Effects of in-sewer dosing of iron-rich drinking water sludge on wastewater collection and treatment systems
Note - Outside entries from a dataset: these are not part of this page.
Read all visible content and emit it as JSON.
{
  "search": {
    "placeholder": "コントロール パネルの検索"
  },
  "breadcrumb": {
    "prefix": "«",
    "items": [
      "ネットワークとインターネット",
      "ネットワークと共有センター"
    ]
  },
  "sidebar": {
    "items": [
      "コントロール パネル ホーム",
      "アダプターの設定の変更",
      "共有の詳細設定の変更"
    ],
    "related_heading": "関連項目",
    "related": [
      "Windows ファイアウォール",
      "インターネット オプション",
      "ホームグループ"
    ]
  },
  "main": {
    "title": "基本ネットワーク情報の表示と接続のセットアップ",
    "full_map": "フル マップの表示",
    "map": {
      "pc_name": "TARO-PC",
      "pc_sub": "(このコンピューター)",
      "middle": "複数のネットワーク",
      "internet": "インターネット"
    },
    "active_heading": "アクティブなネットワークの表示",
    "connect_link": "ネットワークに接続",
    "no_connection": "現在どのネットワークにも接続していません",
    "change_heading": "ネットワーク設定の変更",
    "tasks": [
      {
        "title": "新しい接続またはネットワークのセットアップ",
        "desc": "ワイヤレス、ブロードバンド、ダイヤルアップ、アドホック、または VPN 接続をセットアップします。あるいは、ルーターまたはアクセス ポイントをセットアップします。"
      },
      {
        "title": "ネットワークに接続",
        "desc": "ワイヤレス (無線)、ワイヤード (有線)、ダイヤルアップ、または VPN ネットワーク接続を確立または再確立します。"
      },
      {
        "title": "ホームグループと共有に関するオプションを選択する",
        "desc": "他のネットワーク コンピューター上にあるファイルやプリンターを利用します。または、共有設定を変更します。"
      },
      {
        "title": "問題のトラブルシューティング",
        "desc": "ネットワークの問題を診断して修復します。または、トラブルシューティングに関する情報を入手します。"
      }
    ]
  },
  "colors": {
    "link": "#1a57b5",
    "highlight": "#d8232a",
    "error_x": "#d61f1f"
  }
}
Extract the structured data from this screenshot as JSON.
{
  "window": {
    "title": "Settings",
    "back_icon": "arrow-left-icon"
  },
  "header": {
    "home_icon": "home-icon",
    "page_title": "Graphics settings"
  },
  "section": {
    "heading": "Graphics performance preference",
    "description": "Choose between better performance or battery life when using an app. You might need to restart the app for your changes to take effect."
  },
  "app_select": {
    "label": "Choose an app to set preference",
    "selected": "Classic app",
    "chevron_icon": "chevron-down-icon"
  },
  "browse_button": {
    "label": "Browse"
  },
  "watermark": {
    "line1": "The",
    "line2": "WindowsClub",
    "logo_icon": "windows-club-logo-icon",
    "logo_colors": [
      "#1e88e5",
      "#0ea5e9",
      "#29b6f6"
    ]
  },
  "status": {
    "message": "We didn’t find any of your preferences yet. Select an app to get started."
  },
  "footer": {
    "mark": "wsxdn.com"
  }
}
2019 Elsevier Ltd The use of coagulants and flocculants in the water and wastewater industry is predicted to increase further in the coming years. Alum is the most widely used coagulant, however, the use of ferric chloride (FeCl3) is gaining popularity. Drinking water production that uses FeCl3 as coagulant produces waste sludge rich in iron. We hypothesised that the iron-rich drinking water sludge (DWS) can potentially be used in the urban wastewater system to reduce dissolved sulfide in sewer systems, aid phosphate removal in wastewater treatment and reduce hydrogen sulfide in the anaerobic digester biogas. This hypothesis was investigated using two laboratory-scale urban wastewater systems, one as an experimental system and the other as a control, each comprising sewer reactors, a sequencing batch reactor (SBR) for wastewater treatment, sludge thickeners and anaerobic digestion reactors. Both were fed with domestic wastewater. The experimental system received in-sewer DWS-dosing at 10 mgFe L−1 while the control had none. The sulfide concentration in the experimental sewer effluent decreased by 3.5 ± 0.2 mgS L−1 as compared with the control, while the phosphate concentration decreased by 3.6 ± 0.3 mgP L−1 after biological wastewater treatment in the experimental SBR. The dissolved sulfide concentration in the experimental anaerobic digester also decreased by 15.9 ± 0.9 mgS L−1 following the DWS-dosing to the sewer reactors. The DWS-doing also enhanced the settleability of the mixed liquor suspended sludge (MLSS) (SVI decreased from 193.2 ± 22.2 to 108.0 ± 7.7 ml g−1), and the dewaterability of the anaerobically digested sludge (the cake solids concentration increased from 15.7 ± 0.3% to 19.1 ± 1.8%). The introduction of DWS into the experimental system significantly increased the COD and TSS concentrations in the wastewater, and consequently the MLSS concentration in the SBR, however, this did not affect normal operation. The results demonstrated that iron-rich waste sludge from drinking water production can be used in the urban wastewater system achieving multiple benefits. Therefore, an integrated approach to urban water and wastewater management should be considered to maximise the benefits of iron use in the system.